Task description:
All lines in the data below carrying the string "structure" are to be located and copied.

Exercise data:

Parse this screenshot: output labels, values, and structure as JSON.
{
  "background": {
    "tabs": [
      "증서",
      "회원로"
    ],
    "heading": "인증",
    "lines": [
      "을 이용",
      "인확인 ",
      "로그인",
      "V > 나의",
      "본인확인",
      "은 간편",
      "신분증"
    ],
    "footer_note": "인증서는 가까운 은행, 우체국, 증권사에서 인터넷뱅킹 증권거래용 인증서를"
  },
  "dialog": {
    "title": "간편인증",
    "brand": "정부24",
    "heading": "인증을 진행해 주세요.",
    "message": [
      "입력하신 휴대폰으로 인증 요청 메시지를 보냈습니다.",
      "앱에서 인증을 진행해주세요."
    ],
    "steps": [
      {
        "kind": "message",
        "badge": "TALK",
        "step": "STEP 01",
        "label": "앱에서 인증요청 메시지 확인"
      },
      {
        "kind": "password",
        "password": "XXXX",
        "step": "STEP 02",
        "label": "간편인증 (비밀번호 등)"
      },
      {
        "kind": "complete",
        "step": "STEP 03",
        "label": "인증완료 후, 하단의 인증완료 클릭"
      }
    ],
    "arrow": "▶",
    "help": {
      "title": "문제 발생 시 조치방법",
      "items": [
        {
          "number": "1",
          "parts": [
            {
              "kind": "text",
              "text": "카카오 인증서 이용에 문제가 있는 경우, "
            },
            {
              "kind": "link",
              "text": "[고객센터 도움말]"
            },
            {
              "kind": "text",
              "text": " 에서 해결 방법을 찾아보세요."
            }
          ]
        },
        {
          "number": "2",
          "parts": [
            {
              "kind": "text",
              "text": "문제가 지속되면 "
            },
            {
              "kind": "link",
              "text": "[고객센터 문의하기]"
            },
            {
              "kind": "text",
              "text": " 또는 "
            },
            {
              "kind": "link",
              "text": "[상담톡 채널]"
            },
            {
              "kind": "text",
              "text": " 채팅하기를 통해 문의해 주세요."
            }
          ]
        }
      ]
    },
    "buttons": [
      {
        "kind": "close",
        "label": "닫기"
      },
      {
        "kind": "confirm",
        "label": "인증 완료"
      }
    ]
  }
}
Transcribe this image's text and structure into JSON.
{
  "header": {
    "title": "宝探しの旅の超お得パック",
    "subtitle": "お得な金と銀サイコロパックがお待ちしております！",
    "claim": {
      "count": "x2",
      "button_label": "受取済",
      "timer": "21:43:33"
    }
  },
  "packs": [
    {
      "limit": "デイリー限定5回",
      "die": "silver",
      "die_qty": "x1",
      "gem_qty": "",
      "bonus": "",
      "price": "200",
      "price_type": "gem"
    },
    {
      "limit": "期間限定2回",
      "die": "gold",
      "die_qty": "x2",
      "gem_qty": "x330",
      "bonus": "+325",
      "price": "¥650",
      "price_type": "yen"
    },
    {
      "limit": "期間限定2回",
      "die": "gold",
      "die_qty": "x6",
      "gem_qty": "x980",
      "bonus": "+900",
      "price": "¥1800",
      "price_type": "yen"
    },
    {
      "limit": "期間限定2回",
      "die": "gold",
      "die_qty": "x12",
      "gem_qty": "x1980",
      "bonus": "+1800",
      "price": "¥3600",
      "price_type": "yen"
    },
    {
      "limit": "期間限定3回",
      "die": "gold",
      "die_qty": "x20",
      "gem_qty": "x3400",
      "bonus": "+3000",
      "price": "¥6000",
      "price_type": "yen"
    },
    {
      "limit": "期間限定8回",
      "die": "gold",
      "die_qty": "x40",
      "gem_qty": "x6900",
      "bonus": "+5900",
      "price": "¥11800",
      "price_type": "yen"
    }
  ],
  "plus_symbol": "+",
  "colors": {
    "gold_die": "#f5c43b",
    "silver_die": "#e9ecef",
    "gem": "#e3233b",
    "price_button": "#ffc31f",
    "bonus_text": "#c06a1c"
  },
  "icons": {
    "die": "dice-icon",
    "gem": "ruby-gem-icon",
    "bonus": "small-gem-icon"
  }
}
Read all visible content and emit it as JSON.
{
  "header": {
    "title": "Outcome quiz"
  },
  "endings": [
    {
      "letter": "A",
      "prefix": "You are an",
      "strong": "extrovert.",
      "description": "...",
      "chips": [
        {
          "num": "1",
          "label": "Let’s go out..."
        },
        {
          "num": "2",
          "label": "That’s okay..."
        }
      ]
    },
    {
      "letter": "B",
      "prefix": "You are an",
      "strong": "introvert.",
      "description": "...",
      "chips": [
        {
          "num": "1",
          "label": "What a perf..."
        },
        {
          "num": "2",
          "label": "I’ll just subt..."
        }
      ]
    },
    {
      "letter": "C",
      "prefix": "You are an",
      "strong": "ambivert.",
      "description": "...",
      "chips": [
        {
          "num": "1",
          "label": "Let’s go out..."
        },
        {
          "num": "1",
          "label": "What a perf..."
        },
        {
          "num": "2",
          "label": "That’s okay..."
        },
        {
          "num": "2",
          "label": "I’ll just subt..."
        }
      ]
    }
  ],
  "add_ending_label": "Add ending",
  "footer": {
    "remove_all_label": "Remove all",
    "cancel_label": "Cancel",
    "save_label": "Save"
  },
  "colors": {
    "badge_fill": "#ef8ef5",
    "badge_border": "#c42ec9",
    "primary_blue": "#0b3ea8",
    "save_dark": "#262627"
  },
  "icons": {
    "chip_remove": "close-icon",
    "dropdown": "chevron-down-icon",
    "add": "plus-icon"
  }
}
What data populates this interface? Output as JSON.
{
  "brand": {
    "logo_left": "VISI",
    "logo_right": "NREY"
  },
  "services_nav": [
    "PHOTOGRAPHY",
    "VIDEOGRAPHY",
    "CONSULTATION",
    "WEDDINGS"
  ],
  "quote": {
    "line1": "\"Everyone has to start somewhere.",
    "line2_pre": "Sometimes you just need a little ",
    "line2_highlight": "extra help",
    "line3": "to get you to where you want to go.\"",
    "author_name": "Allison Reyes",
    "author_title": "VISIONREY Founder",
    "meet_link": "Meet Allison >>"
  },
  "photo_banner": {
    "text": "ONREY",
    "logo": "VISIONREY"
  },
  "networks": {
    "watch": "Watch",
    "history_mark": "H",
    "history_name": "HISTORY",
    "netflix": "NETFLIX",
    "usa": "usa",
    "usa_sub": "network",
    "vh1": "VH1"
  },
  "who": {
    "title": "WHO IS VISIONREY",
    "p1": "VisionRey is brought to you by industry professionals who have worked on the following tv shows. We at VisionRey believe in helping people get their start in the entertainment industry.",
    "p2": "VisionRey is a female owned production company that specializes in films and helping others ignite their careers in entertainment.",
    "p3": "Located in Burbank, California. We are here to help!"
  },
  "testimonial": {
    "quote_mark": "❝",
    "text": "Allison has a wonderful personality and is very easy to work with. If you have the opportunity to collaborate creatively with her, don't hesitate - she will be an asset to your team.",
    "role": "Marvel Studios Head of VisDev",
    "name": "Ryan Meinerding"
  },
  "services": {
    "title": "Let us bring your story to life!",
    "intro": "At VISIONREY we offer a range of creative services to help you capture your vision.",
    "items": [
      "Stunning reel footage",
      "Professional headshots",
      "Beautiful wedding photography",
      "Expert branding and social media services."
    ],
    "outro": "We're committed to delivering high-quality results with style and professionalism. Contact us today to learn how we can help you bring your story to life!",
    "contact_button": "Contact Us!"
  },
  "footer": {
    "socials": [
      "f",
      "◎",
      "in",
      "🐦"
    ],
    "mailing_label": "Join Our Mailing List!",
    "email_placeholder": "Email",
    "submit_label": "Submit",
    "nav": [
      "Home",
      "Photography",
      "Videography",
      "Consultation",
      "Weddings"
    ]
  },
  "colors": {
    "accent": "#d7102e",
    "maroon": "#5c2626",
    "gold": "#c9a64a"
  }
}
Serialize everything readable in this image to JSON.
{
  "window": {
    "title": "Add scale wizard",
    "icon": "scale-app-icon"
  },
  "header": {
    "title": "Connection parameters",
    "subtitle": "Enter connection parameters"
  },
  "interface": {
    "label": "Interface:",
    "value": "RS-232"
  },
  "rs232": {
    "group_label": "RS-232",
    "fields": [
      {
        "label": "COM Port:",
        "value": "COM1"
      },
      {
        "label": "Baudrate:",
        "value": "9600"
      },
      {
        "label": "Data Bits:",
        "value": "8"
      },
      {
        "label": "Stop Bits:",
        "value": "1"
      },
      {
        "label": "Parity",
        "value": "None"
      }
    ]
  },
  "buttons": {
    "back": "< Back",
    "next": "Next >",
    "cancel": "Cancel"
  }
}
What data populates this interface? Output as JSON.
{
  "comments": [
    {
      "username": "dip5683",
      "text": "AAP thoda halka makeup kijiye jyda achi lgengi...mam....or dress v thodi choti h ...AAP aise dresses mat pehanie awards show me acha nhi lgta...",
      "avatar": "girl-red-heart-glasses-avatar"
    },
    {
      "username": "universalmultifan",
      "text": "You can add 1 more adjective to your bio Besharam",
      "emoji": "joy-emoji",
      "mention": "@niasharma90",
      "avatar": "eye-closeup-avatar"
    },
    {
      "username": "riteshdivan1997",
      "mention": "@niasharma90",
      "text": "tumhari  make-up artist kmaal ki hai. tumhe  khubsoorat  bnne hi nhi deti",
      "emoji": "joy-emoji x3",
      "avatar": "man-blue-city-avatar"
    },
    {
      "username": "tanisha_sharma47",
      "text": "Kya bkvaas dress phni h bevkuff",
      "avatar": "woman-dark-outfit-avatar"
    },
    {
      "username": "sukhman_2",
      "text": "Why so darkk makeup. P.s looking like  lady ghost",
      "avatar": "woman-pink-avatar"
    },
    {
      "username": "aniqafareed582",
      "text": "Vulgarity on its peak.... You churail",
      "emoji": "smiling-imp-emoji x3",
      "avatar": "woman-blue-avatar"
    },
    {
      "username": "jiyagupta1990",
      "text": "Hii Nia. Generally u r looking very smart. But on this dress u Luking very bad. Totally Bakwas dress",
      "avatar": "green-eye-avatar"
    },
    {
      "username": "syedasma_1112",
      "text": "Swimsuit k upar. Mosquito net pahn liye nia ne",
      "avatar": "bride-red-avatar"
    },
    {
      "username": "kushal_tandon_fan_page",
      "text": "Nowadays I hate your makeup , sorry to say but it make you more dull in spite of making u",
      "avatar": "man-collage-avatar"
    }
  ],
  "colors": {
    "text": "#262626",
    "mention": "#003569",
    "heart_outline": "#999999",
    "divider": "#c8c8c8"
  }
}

Task answer:
Parse this screenshot: output labels, values, and structure as JSON.
Transcribe this image's text and structure into JSON.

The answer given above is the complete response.